The processed, refined foods with high amounts of carbohydrates in today's diets didn't even exist until about 200 years ago, a mere blink in evolutionary time, and our 21st century eating habits are killing us.
Cordain, a professor at Colorado State University, believes that our diet filled with processed and artificial foods has played havoc with our health and is responsible for the dreaded diseases of modern man, which include heart disease, cancer, diabetes, and obesity. For instance, he believes that prehistoric man's balance of omega-3 and omega-6 fats would have prevented cardiovascular problems, and that modern man gorging on starchy carbs has created mayhem with our glucose levels.

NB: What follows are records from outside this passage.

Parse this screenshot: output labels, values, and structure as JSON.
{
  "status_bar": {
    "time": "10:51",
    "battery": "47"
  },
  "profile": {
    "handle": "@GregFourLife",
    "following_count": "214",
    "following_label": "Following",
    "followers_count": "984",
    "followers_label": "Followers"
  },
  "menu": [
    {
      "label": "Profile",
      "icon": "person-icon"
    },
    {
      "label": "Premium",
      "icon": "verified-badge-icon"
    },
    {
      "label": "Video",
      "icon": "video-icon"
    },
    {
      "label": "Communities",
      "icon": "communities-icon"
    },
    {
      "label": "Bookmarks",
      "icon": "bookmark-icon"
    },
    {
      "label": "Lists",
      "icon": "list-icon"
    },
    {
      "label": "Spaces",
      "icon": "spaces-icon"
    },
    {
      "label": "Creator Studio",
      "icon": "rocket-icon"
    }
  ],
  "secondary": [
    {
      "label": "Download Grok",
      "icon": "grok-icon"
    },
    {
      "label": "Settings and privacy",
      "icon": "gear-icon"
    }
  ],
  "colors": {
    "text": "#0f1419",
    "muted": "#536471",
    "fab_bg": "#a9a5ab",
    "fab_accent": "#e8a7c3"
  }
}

Our ancestors were "lean, fit, and free from heart disease and other ailments that plague Western countries," said Cordain in the Washington Post. Then he added. "Look at us. We're a mess. We eat too much, we eat the wrong foods, and we're fat."

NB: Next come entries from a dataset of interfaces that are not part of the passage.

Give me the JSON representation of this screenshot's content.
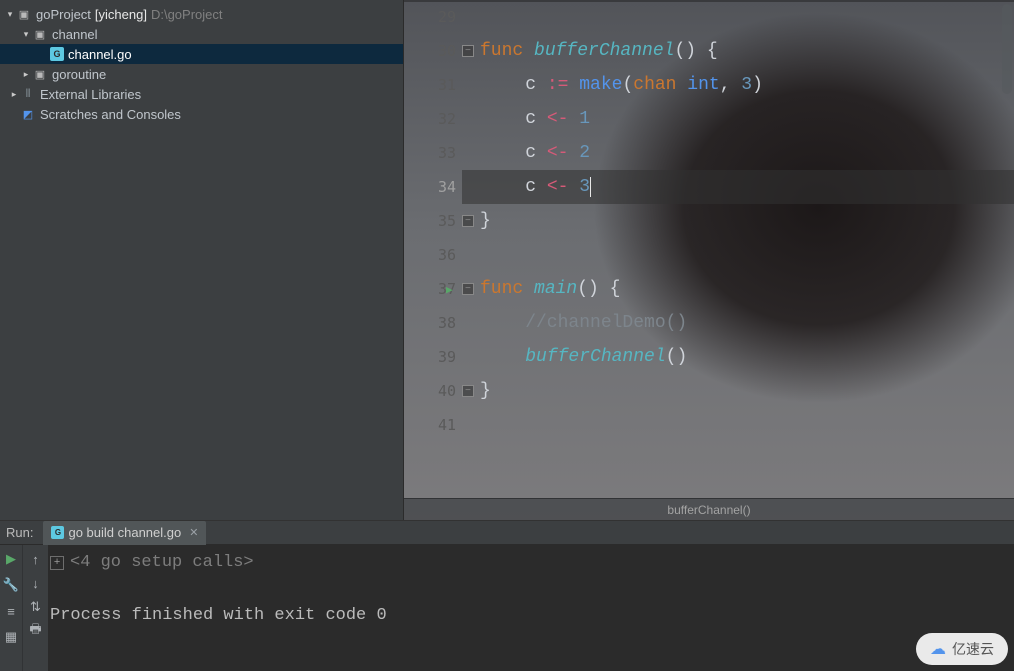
{
  "project_tree": {
    "root": {
      "label": "goProject",
      "bold": "[yicheng]",
      "dim": "D:\\goProject"
    },
    "channel": {
      "label": "channel"
    },
    "channel_go": {
      "label": "channel.go"
    },
    "goroutine": {
      "label": "goroutine"
    },
    "ext_libs": {
      "label": "External Libraries"
    },
    "scratches": {
      "label": "Scratches and Consoles"
    }
  },
  "editor": {
    "file": "channel.go",
    "sticky": "bufferChannel()",
    "lines": [
      {
        "n": 29,
        "tokens": []
      },
      {
        "n": 30,
        "tokens": [
          {
            "t": "func ",
            "c": "kw"
          },
          {
            "t": "bufferChannel",
            "c": "fn"
          },
          {
            "t": "()",
            "c": "par"
          },
          {
            "t": " {",
            "c": "id"
          }
        ],
        "block": true
      },
      {
        "n": 31,
        "tokens": [
          {
            "t": "    c ",
            "c": "id"
          },
          {
            "t": ":=",
            "c": "op"
          },
          {
            "t": " ",
            "c": "id"
          },
          {
            "t": "make",
            "c": "bi"
          },
          {
            "t": "(",
            "c": "par"
          },
          {
            "t": "chan ",
            "c": "ty"
          },
          {
            "t": "int",
            "c": "bi"
          },
          {
            "t": ", ",
            "c": "id"
          },
          {
            "t": "3",
            "c": "num"
          },
          {
            "t": ")",
            "c": "par"
          }
        ]
      },
      {
        "n": 32,
        "tokens": [
          {
            "t": "    c ",
            "c": "id"
          },
          {
            "t": "<-",
            "c": "op"
          },
          {
            "t": " ",
            "c": "id"
          },
          {
            "t": "1",
            "c": "num"
          }
        ]
      },
      {
        "n": 33,
        "tokens": [
          {
            "t": "    c ",
            "c": "id"
          },
          {
            "t": "<-",
            "c": "op"
          },
          {
            "t": " ",
            "c": "id"
          },
          {
            "t": "2",
            "c": "num"
          }
        ]
      },
      {
        "n": 34,
        "tokens": [
          {
            "t": "    c ",
            "c": "id"
          },
          {
            "t": "<-",
            "c": "op"
          },
          {
            "t": " ",
            "c": "id"
          },
          {
            "t": "3",
            "c": "num"
          }
        ],
        "active": true,
        "cursor": true
      },
      {
        "n": 35,
        "tokens": [
          {
            "t": "}",
            "c": "id"
          }
        ],
        "block": true
      },
      {
        "n": 36,
        "tokens": []
      },
      {
        "n": 37,
        "tokens": [
          {
            "t": "func ",
            "c": "kw"
          },
          {
            "t": "main",
            "c": "fn"
          },
          {
            "t": "()",
            "c": "par"
          },
          {
            "t": " {",
            "c": "id"
          }
        ],
        "block": true,
        "run": true
      },
      {
        "n": 38,
        "tokens": [
          {
            "t": "    //channelDemo()",
            "c": "cmt"
          }
        ]
      },
      {
        "n": 39,
        "tokens": [
          {
            "t": "    ",
            "c": "id"
          },
          {
            "t": "bufferChannel",
            "c": "fn"
          },
          {
            "t": "()",
            "c": "par"
          }
        ]
      },
      {
        "n": 40,
        "tokens": [
          {
            "t": "}",
            "c": "id"
          }
        ],
        "block": true
      },
      {
        "n": 41,
        "tokens": []
      }
    ]
  },
  "run_panel": {
    "title": "Run:",
    "tab": "go build channel.go",
    "console_head": "<4 go setup calls>",
    "console_body": "Process finished with exit code 0"
  },
  "watermark": "亿速云"
}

Many foods most people eat every day are forbidden or restricted on the Paleo diet because they were not available to our distant ancestors. Exercise is discouraged for the first two weeks of the diet.
Foods encouraged by the Paleo diet include:
• Organ meats
• Game meat
• Nuts and seeds
Foods discouraged by the Paleo diet include:
• Dairy foods
• Cereal grains
• Legumes (beans, lentils and soybeans)
• Starchy vegetables (potatoes and yams)
• All foods containing salt
• Fatty meats
• Soft drinks
Foods allowed in moderation include oils, coffee, tea, beer, and wine.
The Times Online offers these tips for modern cavemen:
• Eat more wild greens.
• Forage for wild mushrooms.
• Do not overcook food.
• Opt for fish and game whenever possible.
The Paleo diet has its detractors, most saying that the hunter-gatherer lifespan was short, and they didn't have time to develop many of the diseases that plague modern man. Cordain refutes this by saying that as many as 20 percent of hunter-gatherers lived to be 60 or older and although they had no modern medicine, they were free of the chronic medical conditions associated with aging in today's society.